For many of us, when we hear we need to “recover from working out or training,” we think a vacation on the beach or curling up on a couch and making the next few days a movie marathon.
Those that are hardcore exercisers can’t imagine taking days, let alone a week or more off.
Many workout folks love the feel-good sensations you can get from exercise. This could be a form of meditation, empowering a person to feel and look better, or even therapeutic (or all three). I know, I’ve been there.
But going full speed with your workouts every single day of the week and never taking time to rest can backfire. Your body needs time to rest, recover and regenerate to keep operating at a high level. In between hard exercise sessions, resting, getting proper nutrition and doing things that can help the body recover for the next go round is important so the body can repair itself properly — and come back stronger. Plus, if all your body gets is physical stress without rest, you can reach the point of diminishing returns, which means you won’t see the gains from all the pain!
But resting doesn’t have to mean becoming a blob on a bean bag chair day after day. What you can do is incorporate “active rest and recovery” into your program.
Planning an “active recovery” workout on rest days is a great way to give your body a break without being totally sedentary.
If you’re a go-hard-at-every-workout kind of person, or you just hate the idea of taking a day completely off from exercise, active recovery workouts let you get in some activity while giving your muscles and joints the rest they need to bounce back stronger than ever.
Unlike (also important) passive recovery days — where you’re sitting on your couch all day binge-watching Netflix or YouTube videos — an active recovery day features easy workouts equivalent to no more than 60 to 70 percent of your maximum effort (low to moderate intensity). For example, if you’re training for a marathon, you can use an active recovery day as an opportunity to jog a few easy miles or take a gentle yoga class to work on flexibility.
Working at a lower intensity, as opposed to doing absolutely nothing, will help increase recovery from your previous workout by increasing blood flow to your muscles and tissues. Giving your circulation a little boost helps get nutrients to your muscles so they can repair themselves. It also helps flush out waste products that built up during exercise and contribute to muscle damage and fatigue,

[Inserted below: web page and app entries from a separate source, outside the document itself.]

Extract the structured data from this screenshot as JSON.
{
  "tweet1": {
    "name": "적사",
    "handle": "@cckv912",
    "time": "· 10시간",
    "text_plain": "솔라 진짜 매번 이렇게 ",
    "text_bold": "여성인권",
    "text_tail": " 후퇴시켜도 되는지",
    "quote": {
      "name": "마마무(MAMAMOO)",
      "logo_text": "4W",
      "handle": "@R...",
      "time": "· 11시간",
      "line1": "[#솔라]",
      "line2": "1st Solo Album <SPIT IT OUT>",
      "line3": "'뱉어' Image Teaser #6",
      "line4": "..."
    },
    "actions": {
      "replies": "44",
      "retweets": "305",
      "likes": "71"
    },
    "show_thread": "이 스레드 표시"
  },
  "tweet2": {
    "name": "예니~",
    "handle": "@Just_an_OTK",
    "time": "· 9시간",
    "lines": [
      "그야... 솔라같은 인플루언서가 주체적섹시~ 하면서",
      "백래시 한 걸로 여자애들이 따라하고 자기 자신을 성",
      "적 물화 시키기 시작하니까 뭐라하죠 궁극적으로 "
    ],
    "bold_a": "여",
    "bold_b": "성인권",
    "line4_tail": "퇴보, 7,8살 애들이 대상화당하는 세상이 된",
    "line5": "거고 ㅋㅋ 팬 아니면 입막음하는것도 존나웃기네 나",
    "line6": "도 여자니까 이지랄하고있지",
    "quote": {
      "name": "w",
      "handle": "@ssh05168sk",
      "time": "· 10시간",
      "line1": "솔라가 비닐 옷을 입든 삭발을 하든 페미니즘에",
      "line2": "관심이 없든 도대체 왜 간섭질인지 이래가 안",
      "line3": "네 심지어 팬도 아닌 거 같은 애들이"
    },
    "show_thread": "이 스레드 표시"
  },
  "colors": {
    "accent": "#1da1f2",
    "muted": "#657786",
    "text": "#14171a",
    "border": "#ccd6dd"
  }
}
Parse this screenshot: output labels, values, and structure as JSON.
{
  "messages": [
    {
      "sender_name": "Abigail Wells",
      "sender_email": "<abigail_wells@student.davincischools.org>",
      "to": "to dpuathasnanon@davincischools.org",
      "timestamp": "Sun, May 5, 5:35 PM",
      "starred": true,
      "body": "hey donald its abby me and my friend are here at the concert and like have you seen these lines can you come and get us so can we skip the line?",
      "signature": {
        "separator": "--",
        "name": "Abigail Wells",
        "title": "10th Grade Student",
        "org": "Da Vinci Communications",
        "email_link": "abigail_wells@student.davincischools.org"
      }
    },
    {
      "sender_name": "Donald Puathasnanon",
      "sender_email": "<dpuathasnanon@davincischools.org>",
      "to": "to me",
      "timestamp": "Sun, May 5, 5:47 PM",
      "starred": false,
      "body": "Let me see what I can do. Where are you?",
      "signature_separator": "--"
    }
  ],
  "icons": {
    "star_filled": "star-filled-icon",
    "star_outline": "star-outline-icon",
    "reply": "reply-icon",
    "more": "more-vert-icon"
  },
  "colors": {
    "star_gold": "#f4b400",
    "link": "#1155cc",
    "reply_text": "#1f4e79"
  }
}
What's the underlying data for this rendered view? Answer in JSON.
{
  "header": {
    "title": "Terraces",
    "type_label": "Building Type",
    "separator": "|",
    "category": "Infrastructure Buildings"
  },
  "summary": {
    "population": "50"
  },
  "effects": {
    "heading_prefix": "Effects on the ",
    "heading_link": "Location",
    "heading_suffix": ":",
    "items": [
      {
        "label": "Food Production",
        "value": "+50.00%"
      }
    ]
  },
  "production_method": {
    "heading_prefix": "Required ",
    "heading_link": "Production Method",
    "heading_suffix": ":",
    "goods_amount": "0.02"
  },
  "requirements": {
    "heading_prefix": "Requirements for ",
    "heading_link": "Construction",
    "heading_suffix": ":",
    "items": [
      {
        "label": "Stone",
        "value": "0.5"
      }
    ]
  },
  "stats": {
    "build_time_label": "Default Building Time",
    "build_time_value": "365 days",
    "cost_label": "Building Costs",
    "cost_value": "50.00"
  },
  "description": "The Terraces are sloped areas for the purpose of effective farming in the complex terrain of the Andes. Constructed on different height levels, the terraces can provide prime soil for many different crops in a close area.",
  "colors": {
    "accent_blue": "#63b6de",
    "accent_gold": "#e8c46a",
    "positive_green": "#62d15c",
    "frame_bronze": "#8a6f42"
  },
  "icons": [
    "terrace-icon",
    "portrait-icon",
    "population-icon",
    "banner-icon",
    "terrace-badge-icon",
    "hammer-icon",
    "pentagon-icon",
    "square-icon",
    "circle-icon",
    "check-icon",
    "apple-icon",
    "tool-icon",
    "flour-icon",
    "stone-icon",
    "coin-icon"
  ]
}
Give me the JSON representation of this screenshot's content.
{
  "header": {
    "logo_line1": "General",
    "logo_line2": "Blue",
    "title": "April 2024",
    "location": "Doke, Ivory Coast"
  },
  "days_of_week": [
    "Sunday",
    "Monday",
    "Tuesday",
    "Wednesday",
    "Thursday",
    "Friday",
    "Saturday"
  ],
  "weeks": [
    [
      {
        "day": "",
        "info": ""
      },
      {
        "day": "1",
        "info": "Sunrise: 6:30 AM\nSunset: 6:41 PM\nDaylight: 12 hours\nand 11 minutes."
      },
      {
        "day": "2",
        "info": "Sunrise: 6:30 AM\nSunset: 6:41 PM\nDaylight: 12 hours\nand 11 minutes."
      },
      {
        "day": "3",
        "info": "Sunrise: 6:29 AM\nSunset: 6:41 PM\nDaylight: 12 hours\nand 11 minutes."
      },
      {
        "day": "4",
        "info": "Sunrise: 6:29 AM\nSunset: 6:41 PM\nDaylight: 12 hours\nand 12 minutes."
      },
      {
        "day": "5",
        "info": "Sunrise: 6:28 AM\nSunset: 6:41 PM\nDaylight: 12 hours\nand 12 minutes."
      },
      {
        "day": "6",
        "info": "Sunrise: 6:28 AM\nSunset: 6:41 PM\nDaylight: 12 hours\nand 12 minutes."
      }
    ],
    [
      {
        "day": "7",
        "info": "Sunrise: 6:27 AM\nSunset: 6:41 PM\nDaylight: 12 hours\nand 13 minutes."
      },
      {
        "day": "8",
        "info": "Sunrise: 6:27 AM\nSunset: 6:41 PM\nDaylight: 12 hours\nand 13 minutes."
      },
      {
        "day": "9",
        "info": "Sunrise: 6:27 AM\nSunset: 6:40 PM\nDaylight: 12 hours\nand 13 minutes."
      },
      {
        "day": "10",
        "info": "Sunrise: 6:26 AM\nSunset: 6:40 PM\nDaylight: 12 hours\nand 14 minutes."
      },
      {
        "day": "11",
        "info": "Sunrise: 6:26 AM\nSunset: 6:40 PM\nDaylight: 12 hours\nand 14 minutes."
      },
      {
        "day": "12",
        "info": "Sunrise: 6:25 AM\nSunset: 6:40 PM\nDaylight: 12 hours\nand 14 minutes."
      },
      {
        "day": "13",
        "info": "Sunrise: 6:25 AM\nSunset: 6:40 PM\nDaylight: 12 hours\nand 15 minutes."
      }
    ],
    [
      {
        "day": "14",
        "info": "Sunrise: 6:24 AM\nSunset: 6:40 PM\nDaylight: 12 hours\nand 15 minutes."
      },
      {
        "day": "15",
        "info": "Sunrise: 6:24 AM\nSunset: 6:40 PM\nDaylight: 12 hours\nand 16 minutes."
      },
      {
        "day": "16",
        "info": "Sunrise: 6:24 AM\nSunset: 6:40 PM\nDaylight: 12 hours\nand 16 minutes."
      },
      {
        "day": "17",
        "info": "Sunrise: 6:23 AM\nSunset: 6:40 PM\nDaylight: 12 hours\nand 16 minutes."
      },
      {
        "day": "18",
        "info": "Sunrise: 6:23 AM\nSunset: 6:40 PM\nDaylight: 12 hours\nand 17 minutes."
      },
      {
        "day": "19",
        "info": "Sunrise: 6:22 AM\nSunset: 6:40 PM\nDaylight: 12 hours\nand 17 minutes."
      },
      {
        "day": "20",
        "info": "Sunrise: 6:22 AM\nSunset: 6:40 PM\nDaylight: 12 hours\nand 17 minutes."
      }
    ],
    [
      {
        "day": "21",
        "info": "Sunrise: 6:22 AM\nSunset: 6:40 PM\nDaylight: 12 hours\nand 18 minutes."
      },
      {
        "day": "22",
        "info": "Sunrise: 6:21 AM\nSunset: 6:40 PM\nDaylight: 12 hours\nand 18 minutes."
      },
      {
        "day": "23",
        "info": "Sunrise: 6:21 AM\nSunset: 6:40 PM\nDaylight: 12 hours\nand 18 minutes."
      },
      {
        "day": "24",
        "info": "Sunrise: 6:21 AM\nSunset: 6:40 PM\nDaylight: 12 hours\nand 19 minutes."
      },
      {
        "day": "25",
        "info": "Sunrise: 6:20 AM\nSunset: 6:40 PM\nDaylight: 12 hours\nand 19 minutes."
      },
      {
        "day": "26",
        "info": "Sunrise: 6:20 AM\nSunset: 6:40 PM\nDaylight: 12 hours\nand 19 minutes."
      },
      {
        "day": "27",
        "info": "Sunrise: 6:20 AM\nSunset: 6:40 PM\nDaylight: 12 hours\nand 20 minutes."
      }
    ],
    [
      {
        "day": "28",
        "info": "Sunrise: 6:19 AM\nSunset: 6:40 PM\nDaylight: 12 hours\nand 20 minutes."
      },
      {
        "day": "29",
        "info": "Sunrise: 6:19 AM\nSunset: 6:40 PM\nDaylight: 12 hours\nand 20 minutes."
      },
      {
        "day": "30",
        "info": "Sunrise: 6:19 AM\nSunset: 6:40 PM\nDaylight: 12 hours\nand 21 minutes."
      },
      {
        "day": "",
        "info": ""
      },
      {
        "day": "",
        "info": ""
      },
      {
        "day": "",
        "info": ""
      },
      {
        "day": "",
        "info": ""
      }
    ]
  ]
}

Also dialing it down for an active recovery day can offer a refreshing mental break from intense training. If you’re working out most days of the week and find it hard to take a day off, consider subbing out one of your weekly workouts for an active recovery day. If you’re currently training three or four times per week, you can turn a couple of your “off” days into active recovery days to keep building strength and aerobic fitness even when you’re not working at your hardest. That being said, complete full-on couch-mode rest days (as well as sleep) are a worthy part of your training routine, too. There’s nothing wrong with taking days off completely, so don’t forget to listen to your body and give it a break when it needs one.
Here are a few options for your active recovery day:
1. Tai chi — Yoga — Pilates
Tai chi, Yoga and Pilates are classic mind-body exercise, so you’ll reap the meditative, stress-reducing benefits while you’re at it. These recovery activities increase flexibility and teach proper breathing techniques and body control.
2. Light resistance training
Yes, you can still lift on your easy day if you want to. In fact, performing high-rep exercises with a light weight helps stimulate blood flow and supply nutrients to the working tissue without straining or tearing them down.
3. Mobility, Stability and Activation exercises
Keeping critical muscles — which include your abdominals, low back muscles, glutes, hip flexors and hip adductors — firing on your off days will help prep your body for the more intense work you may have planned for the days ahead, So add some easy movements into your recovery day.
4. Self-myofascial release
Whether you use a foam roller, lacrosse ball, or massage stick, self-myofascial release — a method of massaging the connective tissues surrounding the muscles and bones — offers a bevy of recovery benefits.
5. Swimming — Steady-state walking or running — Steady-state cycling
Taking your workout to the pool is a great low-impact exercise option. In addition, the water pressure helps improve circulation in the muscles, blood vessels, and heart. If the pool isn’t your gig, get in some steady-state cardio by cycling, walking or doing a long, slow jog instead. Hop on a bike (stationary or moving) and pedal away for a low-impact form of exercise — it lets you get in some cardiovascular exercise without all that pounding on your joints.
By finding an activity that you can do without beating your body up, being able to crank down the volume and intensity, will allow you to still get in your exercise groove and move — just to a slower beat of the exercise drum!
Mark “Coach Rozy” Roozen, M.Ed, CSCS,*D, NSCA-CPT, TSAC-F, FNSCA is the Founder/Director of Coach Rozy Performance - Powered by AVERA Sports. He can be reached at 817-219-2811, email him at firstname.lastname@example.org or go to www.coachrozy.com for more information on this article or programs that he offers.